Getting to London

By plane:

Due to London’s huge global city status it is the most served destination in the world when it comes to flights.

London (all airports IATA code: LON) is served by a total of six airports (Heathrow, Gatwick, City, Stansted, Luton, Southend). Travelling between the city and the airports is made relatively easy by the large number of public transport links that have been put in place over recent years. However, if transiting through London, be sure to check the arrival and departure airports carefully as transfers across the city may be quite time consuming. In addition to London’s five official airports (of which only two are located within Greater London), there are a number of other regional UK airports conveniently accessible from London. Since they offer a growing number of budget flights, choosing those airports can be cheaper (or even faster, depending on where in London your destination is).

For transfers directly between London’s airports, the fastest way (short of a taxi) is the direct inter-airport bus service by National Express. Buses between Heathrow, Gatwick, Stansted and Luton run at least hourly, with Heathrow-Gatwick services taking 65min (£18) and Heathrow-Stansted services 90min (£20.50) (note that services between Stansted and Luton run only every two hours). However, it’s essential to allow leeway, as London’s expressways, especially the orbital M25 and the M1 motorway, are often congested to the point of gridlock. Some buses have toilets on board.

For details on individual airport and it’s connections to the city and the campus please follow this link.

By train:

London is the hub of the British rail network – every major city in mainland Britain has a frequent train service to the capital, and most of the smaller, provincial cities and large towns also have a direct rail connection to London of some sort – although the frequency and quality of service can vary considerably from place to place.

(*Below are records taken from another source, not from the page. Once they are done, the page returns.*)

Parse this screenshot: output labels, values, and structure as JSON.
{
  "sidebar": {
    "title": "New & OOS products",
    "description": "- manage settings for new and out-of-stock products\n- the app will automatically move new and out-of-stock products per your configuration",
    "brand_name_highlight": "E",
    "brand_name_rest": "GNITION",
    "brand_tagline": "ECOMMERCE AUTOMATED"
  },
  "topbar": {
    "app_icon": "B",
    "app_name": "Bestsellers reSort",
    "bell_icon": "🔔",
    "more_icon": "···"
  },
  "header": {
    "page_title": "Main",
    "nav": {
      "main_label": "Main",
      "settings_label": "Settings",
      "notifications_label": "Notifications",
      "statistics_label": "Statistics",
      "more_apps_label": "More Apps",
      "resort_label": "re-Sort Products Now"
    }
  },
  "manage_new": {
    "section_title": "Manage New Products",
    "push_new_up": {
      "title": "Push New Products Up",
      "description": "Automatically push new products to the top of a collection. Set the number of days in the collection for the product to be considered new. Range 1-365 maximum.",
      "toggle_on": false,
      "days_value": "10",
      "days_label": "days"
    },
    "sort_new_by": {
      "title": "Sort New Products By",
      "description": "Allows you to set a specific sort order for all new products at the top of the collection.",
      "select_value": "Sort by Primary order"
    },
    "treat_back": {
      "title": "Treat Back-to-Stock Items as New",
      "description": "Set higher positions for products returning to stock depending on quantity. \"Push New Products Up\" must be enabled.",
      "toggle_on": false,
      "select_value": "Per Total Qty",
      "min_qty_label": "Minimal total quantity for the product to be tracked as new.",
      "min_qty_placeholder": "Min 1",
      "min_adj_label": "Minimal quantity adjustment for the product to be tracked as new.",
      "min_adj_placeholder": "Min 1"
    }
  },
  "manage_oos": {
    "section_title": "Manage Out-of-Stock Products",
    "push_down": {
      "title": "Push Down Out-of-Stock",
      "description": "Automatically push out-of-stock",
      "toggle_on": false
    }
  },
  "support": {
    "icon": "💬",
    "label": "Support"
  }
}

Rail fares to London vary enormously from very cheap to prohibitively expensive – the golden rules are to book Advance tickets for a particular train time, don’t travel into the city on Friday afternoons and Sundays, and avoid buying tickets on the day of travel. There are three basic types of ticket, which are summarised below. Note that much of the advice applies to rail travel in general within the United Kingdom.

For more specific info on National Rail, Eurostar and other rail options please see this Wikitravel link.

By bus:

Most international and domestic long distance bus (UK English: coach) services arrive at and depart from a complex of coach stations off Buckingham Palace Road in Westminster, close to London Victoria rail station. All services operated by National Express or Eurolines (see below) serve Victoria Coach Station, which actually has separate arrival and departure buildings. Services by other operators may use this station, or the Green Line Coach Station across Buckingham Palace Road. The following are amongst the main coach operators:

National Express, ☎ 0870 580 8080, link to the website, is by far the largest domestic coach operator and operates services to / from London from throughout England, Wales and Scotland. Advance ticketing is usually required and recommended practice in any case. Fares are low – especially when booked in advance via the web. A few journeys are fast but most are notably slower than using the train.

Eurolines, ☎ 0870 514 3219, link to the website, is an associate company of National Express, and runs coach services to / from London with various cities in Northern Ireland, Ireland and continental Europe. Advance ticketing is required.  edit

Megabus, ☎ 0900 160 0900 (premium rate), link to the website, operates budget coach services from/to London (Victoria Coach Station) to/from several major regional cities in the UK and continental Europe. Fares are demand responsive but can be very cheap (£1.50 if you book far enough in advance). Megabus also offer a Sleeper service to Scotland.

By car:

London is the hub of the UK’s road network and is easy to reach by car, even if driving into the centre of the city is definitely not recommended. Greater London is encircled by the M25 orbital motorway, from which nearly all the major trunk routes to Scotland, Wales and the rest of England radiate. The most important are listed below.

M1: The main route to/from the North, leading from the East Midlands, Yorkshire and terminating at Leeds. Most importantly, Britain’s longest motorway – the M6, branches from the M1 at Rugby, leading to Birmingham, Liverpool, Manchester, the Lake District and onwards to the Scottish border, and ultimately Glasgow.
A1/A1(M) The A1 is the original, historic “Great North Road” between England and Scotland’s capital cities and has largely been converted to motorway standard; it runs up the eastern side of Great Britain through Peterborough, York, Newcastle and continues north through Northumberland and the Scottish Borders to Edinburgh.
M40/A40: Arrives in London from a north westerly direction, linking the city with Oxford and providing an additional link from Birmingham.
M4: The principal route to/from the West – leading to Bath, Bristol and cities South Wales (Cardiff and Swansea). It is also the main route towards Heathrow Airport.
M3: The main route to London from the shipping port of Southampton. Additionally, the A303/A30 branches off at Basingstoke, leading to Exeter, Plymouth and through the heart of Devon and Cornwall to finish at Land’s End.
M2/M20: Together, these motorways are the main link to the coastal ferry (and Channel Tunnel) ports of Dover and Folkestone from Continental Europe.
M11: The M11 connects Stansted Airport and Cambridge to London, and it terminates on the north eastern periphery of the city.

All info on source and authors are available here.